#### WORK REQUEST:
Every record must be reproduced exactly. Leave none out.

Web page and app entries

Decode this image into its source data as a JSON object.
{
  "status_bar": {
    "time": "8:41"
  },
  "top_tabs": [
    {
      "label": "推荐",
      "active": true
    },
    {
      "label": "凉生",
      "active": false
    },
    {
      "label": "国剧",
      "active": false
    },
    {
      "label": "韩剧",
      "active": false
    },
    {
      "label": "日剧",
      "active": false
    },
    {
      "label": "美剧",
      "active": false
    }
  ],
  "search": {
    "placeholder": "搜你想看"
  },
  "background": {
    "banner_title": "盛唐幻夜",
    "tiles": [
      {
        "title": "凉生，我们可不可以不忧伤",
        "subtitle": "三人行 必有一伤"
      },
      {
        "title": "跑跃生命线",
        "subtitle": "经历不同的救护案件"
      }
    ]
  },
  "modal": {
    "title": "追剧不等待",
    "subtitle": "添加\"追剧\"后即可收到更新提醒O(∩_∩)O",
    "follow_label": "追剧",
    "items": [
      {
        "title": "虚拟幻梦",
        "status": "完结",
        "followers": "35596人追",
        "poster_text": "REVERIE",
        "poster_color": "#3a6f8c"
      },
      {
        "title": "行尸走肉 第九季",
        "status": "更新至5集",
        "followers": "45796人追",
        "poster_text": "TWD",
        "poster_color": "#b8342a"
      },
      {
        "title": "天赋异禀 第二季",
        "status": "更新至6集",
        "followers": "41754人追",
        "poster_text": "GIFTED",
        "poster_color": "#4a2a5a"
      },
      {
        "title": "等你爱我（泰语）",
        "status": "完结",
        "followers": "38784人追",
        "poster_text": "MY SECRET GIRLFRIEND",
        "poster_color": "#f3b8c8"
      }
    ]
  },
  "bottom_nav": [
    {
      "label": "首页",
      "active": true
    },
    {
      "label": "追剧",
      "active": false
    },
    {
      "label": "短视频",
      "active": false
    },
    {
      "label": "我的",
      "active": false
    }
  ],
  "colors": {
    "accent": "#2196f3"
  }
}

#### PROBLEM SOLUTION:
Decode this image into its source data as a JSON object.
{
  "status_bar": {
    "time": "8:41"
  },
  "top_tabs": [
    {
      "label": "推荐",
      "active": true
    },
    {
      "label": "凉生",
      "active": false
    },
    {
      "label": "国剧",
      "active": false
    },
    {
      "label": "韩剧",
      "active": false
    },
    {
      "label": "日剧",
      "active": false
    },
    {
      "label": "美剧",
      "active": false
    }
  ],
  "search": {
    "placeholder": "搜你想看"
  },
  "background": {
    "banner_title": "盛唐幻夜",
    "tiles": [
      {
        "title": "凉生，我们可不可以不忧伤",
        "subtitle": "三人行 必有一伤"
      },
      {
        "title": "跑跃生命线",
        "subtitle": "经历不同的救护案件"
      }
    ]
  },
  "modal": {
    "title": "追剧不等待",
    "subtitle": "添加\"追剧\"后即可收到更新提醒O(∩_∩)O",
    "follow_label": "追剧",
    "items": [
      {
        "title": "虚拟幻梦",
        "status": "完结",
        "followers": "35596人追",
        "poster_text": "REVERIE",
        "poster_color": "#3a6f8c"
      },
      {
        "title": "行尸走肉 第九季",
        "status": "更新至5集",
        "followers": "45796人追",
        "poster_text": "TWD",
        "poster_color": "#b8342a"
      },
      {
        "title": "天赋异禀 第二季",
        "status": "更新至6集",
        "followers": "41754人追",
        "poster_text": "GIFTED",
        "poster_color": "#4a2a5a"
      },
      {
        "title": "等你爱我（泰语）",
        "status": "完结",
        "followers": "38784人追",
        "poster_text": "MY SECRET GIRLFRIEND",
        "poster_color": "#f3b8c8"
      }
    ]
  },
  "bottom_nav": [
    {
      "label": "首页",
      "active": true
    },
    {
      "label": "追剧",
      "active": false
    },
    {
      "label": "短视频",
      "active": false
    },
    {
      "label": "我的",
      "active": false
    }
  ],
  "colors": {
    "accent": "#2196f3"
  }
}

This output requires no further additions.